# Recorded data:
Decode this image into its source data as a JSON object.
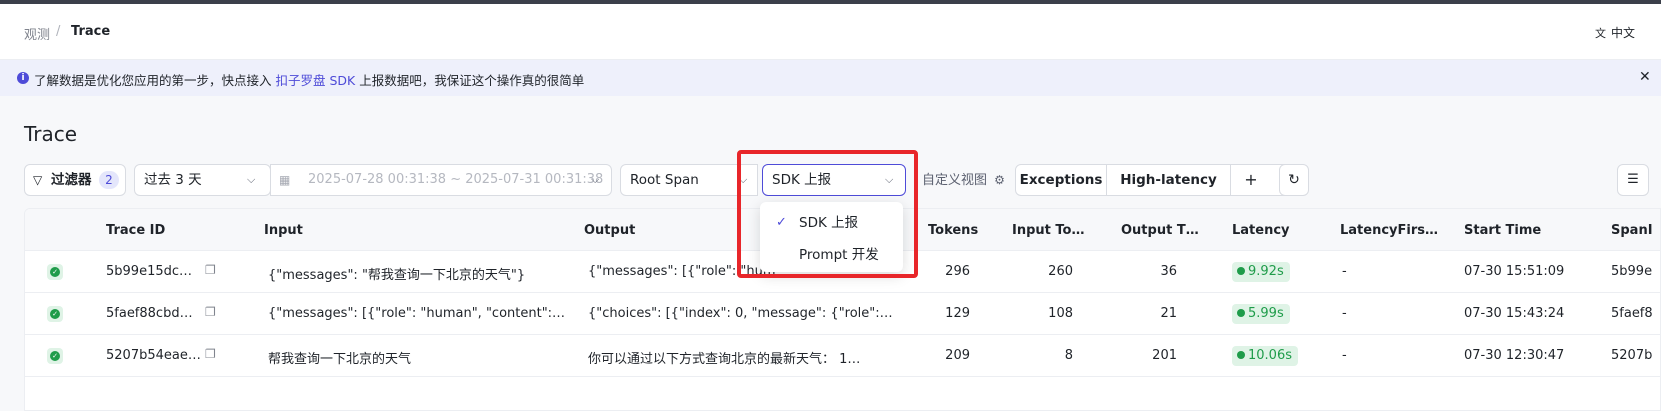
{
  "breadcrumb": {
    "parent": "观测",
    "separator": "/",
    "current": "Trace"
  },
  "language": {
    "icon": "translate-icon",
    "label": "中文"
  },
  "banner": {
    "text_before": "了解数据是优化您应用的第一步，快点接入 ",
    "link": "扣子罗盘 SDK",
    "text_after": " 上报数据吧，我保证这个操作真的很简单"
  },
  "page_title": "Trace",
  "toolbar": {
    "filter_label": "过滤器",
    "filter_count": "2",
    "time_range": "过去 3 天",
    "date_range": "2025-07-28 00:31:38 ~ 2025-07-31 00:31:38",
    "span_type": "Root Span",
    "report_source": "SDK 上报",
    "custom_view": "自定义视图",
    "views": [
      "Exceptions",
      "High-latency"
    ],
    "add_label": "+"
  },
  "dropdown": {
    "options": [
      {
        "label": "SDK 上报",
        "selected": true
      },
      {
        "label": "Prompt 开发",
        "selected": false
      }
    ]
  },
  "table": {
    "columns": [
      "Trace ID",
      "Input",
      "Output",
      "Tokens",
      "Input To…",
      "Output T…",
      "Latency",
      "LatencyFirs…",
      "Start Time",
      "SpanI"
    ],
    "rows": [
      {
        "trace_id": "5b99e15dc…",
        "input": "{\"messages\": \"帮我查询一下北京的天气\"}",
        "output": "{\"messages\": [{\"role\": \"hum",
        "tokens": "296",
        "input_tokens": "260",
        "output_tokens": "36",
        "latency": "9.92s",
        "latency_first": "-",
        "start_time": "07-30 15:51:09",
        "span_id": "5b99e"
      },
      {
        "trace_id": "5faef88cbd…",
        "input": "{\"messages\": [{\"role\": \"human\", \"content\":…",
        "output": "{\"choices\": [{\"index\": 0, \"message\": {\"role\":…",
        "tokens": "129",
        "input_tokens": "108",
        "output_tokens": "21",
        "latency": "5.99s",
        "latency_first": "-",
        "start_time": "07-30 15:43:24",
        "span_id": "5faef8"
      },
      {
        "trace_id": "5207b54eae…",
        "input": "帮我查询一下北京的天气",
        "output": "你可以通过以下方式查询北京的最新天气：  1…",
        "tokens": "209",
        "input_tokens": "8",
        "output_tokens": "201",
        "latency": "10.06s",
        "latency_first": "-",
        "start_time": "07-30 12:30:47",
        "span_id": "5207b"
      }
    ]
  },
  "colors": {
    "accent": "#4e4bd8",
    "success": "#1f9c4a",
    "highlight": "#e8262a"
  }
}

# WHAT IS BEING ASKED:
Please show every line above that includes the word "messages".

# ANSWER SECTION:
        "input": "{\"messages\": \"帮我查询一下北京的天气\"}",
        "output": "{\"messages\": [{\"role\": \"hum",
        "input": "{\"messages\": [{\"role\": \"human\", \"content\":…",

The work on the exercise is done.